It’s Not About “Choosing A Side”

5/20/2017

Just like the rest of the world, bi people are individuals with idiosyncratic preferences that go beyond sexual orientation. Some folks prefer to use dating apps, or to meet in person at bars. Some folks have rules against dating coworkers, and other folks are totally open to meeting the love of their life in the workplace. Bisexuality adds one more interesting factor to this. In the case of bi people, idiosyncrasies like these can manifest themselves as a kind of preference (temporary or permanent) for dating one or another sex. This preference doesn’t necessarily have anything to do with how we feel about this or that sex, though. It can simply be a side effect of other preferences we have, such as the ways we like to meet potential partners or the atmospheres in which we feel most comfortable.

Some bi men feel more comfortable dating women, and some of us feel more comfortable dating men. Until recently, I tended to think of these preferences in terms of simply preferring one sex to another – which is fine if and when that’s the case. But, I realize now, these apparent preferences are sometimes more complicated than that. One factor, in some cases, is cultural. Since most towns and cities don’t offer much in the way of bi spaces, we bi folks are stuck choosing between ‘gay’ and ‘straight’ culture much of the time. And our degree of comfort in each of those spaces can have an enormous impact upon our dating life – and even our perceived dating preferences.

Bi guys who happen to enjoy the atmosphere of ‘gay culture’ sometimes just naturally gravitate to men more – due to their preferred spaces and activities. Similarly, bi men who do not feel so comfortable in ‘gay culture’ sometimes date more women because they have more opportunities to meet women in ‘mainstream culture.’ I have lots of bi male friends who live for gay culture – because they like the crowded dance floors and the parades and the easy, casual sex. Some of them, such as fellow Bi.org writer Zachary Zane, have acknowledged this makes it harder for them to meet women. Zach probably likes girls just as much as I do, but he spends more time in ‘gay spaces,’ so he just doesn’t have the opportunity to act on that attraction.

My very attractive furry buddy

By contrast, I have never felt very comfortable in gay spaces. I’ve done the gay bar scene enough times to know it’s just not for me. And it’s not because I don’t like guys. It’s because I don’t care for loud music and nightclub dancing. I would much rather go for a long walk in the park with my dog and a cup of coffee (which, it turns out, is an excellent way to meet women – especially if your furry buddy is as cute as mine).

So, here we are. Two bi guys. We are both attracted to men and women, but Zach is more comfortable meeting guys and I’m more comfortable meeting women. In the end, this speaks more to our lifestyles than our sexual or romantic preferences (not that there is anything wrong with having such a preference – I just don’t). In a world where bi people usually have to decide to do a “mainstream” activity or a “gay” one, no wonder so many of us feel pressured – even subconsciously – to “choose a side.” There is an obvious solution to this problem.

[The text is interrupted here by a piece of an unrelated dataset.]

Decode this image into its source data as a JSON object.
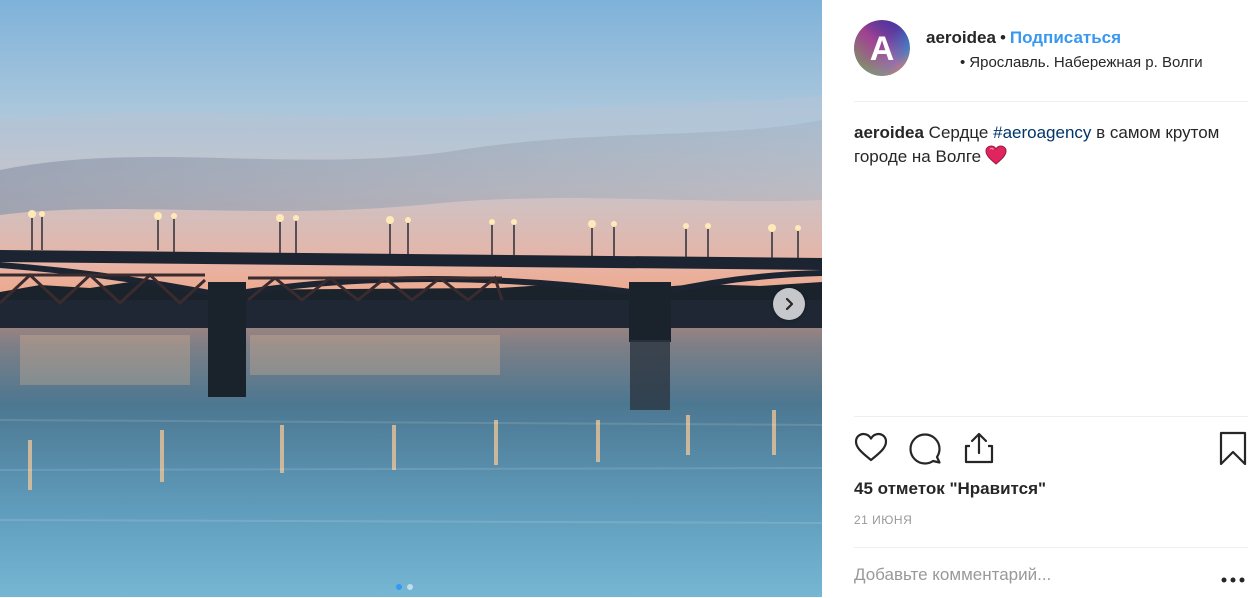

We need more bi centered spaces. Bi people outnumber gay people. It’s a fact. But we also tend to be more closeted and less visible even when we are out, but fortunately that trend has been changing. Generic ‘LGBT’ spaces tend to be dominated by monosexual folks. So, we bi people need bi centered spaces. And I mean in real life, not only online (although online community is also very important). If we had the option of immersing ourselves in bi culture, instead of having to choose between gay or straight culture, I suspect most of us would feel pretty at home in the bi spaces.

with amBi at LA Pride

A few years ago, I joined a social club called amBi in Los Angeles. (Since then, amBi has been growing to other towns and cities). At the time, I didn’t realize just how much I needed this bi centered community. But boy, did I! I’ve never before felt so comfortable in my skin. Today, most of my friends are bi. And I’m not stuck with one foot in ‘straight’ life and one foot in ‘gay’ life. I’m freely living with both feet squarely in my openly bi life every day. It’s amazing. And it has definitely made my dating life more diverse and interesting.

If you’re interested in joining amBi, you can do so at their website: www.amBi.org. They can help you start a bi community where you live if there isn’t one already.

Rio Veradonir
Contributing Editor
Rio Veradonir is a contributing editor for Bi.org. He studied creative writing at Southern Oregon University and is a Lead Organizer for amBi - the world's largest bi social club (visit amBi.org for more information). You can follow Rio on Twitter @RioVeradonir.